- HOW TO COMPLETE THIS TASK -
Write out every entry word for word.

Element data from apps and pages
++++

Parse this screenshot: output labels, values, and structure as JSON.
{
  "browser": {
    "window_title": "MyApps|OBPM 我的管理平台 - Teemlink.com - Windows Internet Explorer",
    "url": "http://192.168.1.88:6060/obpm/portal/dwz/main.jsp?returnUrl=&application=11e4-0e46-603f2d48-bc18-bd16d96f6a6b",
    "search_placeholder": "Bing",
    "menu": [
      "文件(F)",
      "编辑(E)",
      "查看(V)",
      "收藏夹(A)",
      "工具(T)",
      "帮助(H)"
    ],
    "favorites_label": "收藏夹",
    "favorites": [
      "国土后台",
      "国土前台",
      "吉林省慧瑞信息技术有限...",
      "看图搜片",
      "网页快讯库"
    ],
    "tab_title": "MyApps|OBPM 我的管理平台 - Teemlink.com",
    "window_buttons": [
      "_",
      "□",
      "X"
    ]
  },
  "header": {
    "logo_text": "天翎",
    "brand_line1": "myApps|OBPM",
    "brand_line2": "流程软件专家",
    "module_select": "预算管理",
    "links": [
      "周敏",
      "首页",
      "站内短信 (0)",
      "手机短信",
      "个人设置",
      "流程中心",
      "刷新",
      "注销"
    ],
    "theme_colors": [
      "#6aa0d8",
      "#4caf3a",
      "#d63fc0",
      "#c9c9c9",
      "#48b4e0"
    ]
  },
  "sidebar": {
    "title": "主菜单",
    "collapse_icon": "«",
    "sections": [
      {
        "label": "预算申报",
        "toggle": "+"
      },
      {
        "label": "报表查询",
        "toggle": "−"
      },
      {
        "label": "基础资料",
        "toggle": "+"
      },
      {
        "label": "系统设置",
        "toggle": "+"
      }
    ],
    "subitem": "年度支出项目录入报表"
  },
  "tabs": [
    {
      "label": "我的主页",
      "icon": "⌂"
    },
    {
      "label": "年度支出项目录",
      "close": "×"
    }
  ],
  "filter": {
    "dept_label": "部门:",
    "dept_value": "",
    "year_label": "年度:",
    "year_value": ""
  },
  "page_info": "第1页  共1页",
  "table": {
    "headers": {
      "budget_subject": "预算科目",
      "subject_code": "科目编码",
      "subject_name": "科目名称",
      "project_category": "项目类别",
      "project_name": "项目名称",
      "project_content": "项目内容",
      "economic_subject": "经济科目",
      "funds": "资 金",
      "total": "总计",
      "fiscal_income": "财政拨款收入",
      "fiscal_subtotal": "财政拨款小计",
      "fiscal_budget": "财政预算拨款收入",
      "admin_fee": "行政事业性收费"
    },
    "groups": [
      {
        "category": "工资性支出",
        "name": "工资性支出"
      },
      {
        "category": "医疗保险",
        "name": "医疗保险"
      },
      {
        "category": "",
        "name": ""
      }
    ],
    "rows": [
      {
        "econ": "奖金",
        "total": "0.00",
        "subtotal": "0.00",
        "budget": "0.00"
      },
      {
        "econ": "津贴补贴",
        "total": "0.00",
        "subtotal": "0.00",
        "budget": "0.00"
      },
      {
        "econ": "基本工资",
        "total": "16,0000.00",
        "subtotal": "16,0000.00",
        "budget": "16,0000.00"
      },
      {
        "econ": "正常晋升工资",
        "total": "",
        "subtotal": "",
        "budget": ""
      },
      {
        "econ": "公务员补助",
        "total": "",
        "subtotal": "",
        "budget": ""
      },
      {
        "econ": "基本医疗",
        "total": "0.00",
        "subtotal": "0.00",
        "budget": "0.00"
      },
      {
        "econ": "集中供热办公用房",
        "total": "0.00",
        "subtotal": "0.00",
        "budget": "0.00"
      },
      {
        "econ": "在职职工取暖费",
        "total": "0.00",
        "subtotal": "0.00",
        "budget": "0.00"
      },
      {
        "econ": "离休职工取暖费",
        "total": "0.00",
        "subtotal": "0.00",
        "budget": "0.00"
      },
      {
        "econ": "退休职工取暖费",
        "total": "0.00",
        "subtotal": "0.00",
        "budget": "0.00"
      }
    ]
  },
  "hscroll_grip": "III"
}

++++

- ANSWER BELOW -
Parse this screenshot: output labels, values, and structure as JSON.
{
  "browser": {
    "window_title": "MyApps|OBPM 我的管理平台 - Teemlink.com - Windows Internet Explorer",
    "url": "http://192.168.1.88:6060/obpm/portal/dwz/main.jsp?returnUrl=&application=11e4-0e46-603f2d48-bc18-bd16d96f6a6b",
    "search_placeholder": "Bing",
    "menu": [
      "文件(F)",
      "编辑(E)",
      "查看(V)",
      "收藏夹(A)",
      "工具(T)",
      "帮助(H)"
    ],
    "favorites_label": "收藏夹",
    "favorites": [
      "国土后台",
      "国土前台",
      "吉林省慧瑞信息技术有限...",
      "看图搜片",
      "网页快讯库"
    ],
    "tab_title": "MyApps|OBPM 我的管理平台 - Teemlink.com",
    "window_buttons": [
      "_",
      "□",
      "X"
    ]
  },
  "header": {
    "logo_text": "天翎",
    "brand_line1": "myApps|OBPM",
    "brand_line2": "流程软件专家",
    "module_select": "预算管理",
    "links": [
      "周敏",
      "首页",
      "站内短信 (0)",
      "手机短信",
      "个人设置",
      "流程中心",
      "刷新",
      "注销"
    ],
    "theme_colors": [
      "#6aa0d8",
      "#4caf3a",
      "#d63fc0",
      "#c9c9c9",
      "#48b4e0"
    ]
  },
  "sidebar": {
    "title": "主菜单",
    "collapse_icon": "«",
    "sections": [
      {
        "label": "预算申报",
        "toggle": "+"
      },
      {
        "label": "报表查询",
        "toggle": "−"
      },
      {
        "label": "基础资料",
        "toggle": "+"
      },
      {
        "label": "系统设置",
        "toggle": "+"
      }
    ],
    "subitem": "年度支出项目录入报表"
  },
  "tabs": [
    {
      "label": "我的主页",
      "icon": "⌂"
    },
    {
      "label": "年度支出项目录",
      "close": "×"
    }
  ],
  "filter": {
    "dept_label": "部门:",
    "dept_value": "",
    "year_label": "年度:",
    "year_value": ""
  },
  "page_info": "第1页  共1页",
  "table": {
    "headers": {
      "budget_subject": "预算科目",
      "subject_code": "科目编码",
      "subject_name": "科目名称",
      "project_category": "项目类别",
      "project_name": "项目名称",
      "project_content": "项目内容",
      "economic_subject": "经济科目",
      "funds": "资 金",
      "total": "总计",
      "fiscal_income": "财政拨款收入",
      "fiscal_subtotal": "财政拨款小计",
      "fiscal_budget": "财政预算拨款收入",
      "admin_fee": "行政事业性收费"
    },
    "groups": [
      {
        "category": "工资性支出",
        "name": "工资性支出"
      },
      {
        "category": "医疗保险",
        "name": "医疗保险"
      },
      {
        "category": "",
        "name": ""
      }
    ],
    "rows": [
      {
        "econ": "奖金",
        "total": "0.00",
        "subtotal": "0.00",
        "budget": "0.00"
      },
      {
        "econ": "津贴补贴",
        "total": "0.00",
        "subtotal": "0.00",
        "budget": "0.00"
      },
      {
        "econ": "基本工资",
        "total": "16,0000.00",
        "subtotal": "16,0000.00",
        "budget": "16,0000.00"
      },
      {
        "econ": "正常晋升工资",
        "total": "",
        "subtotal": "",
        "budget": ""
      },
      {
        "econ": "公务员补助",
        "total": "",
        "subtotal": "",
        "budget": ""
      },
      {
        "econ": "基本医疗",
        "total": "0.00",
        "subtotal": "0.00",
        "budget": "0.00"
      },
      {
        "econ": "集中供热办公用房",
        "total": "0.00",
        "subtotal": "0.00",
        "budget": "0.00"
      },
      {
        "econ": "在职职工取暖费",
        "total": "0.00",
        "subtotal": "0.00",
        "budget": "0.00"
      },
      {
        "econ": "离休职工取暖费",
        "total": "0.00",
        "subtotal": "0.00",
        "budget": "0.00"
      },
      {
        "econ": "退休职工取暖费",
        "total": "0.00",
        "subtotal": "0.00",
        "budget": "0.00"
      }
    ]
  },
  "hscroll_grip": "III"
}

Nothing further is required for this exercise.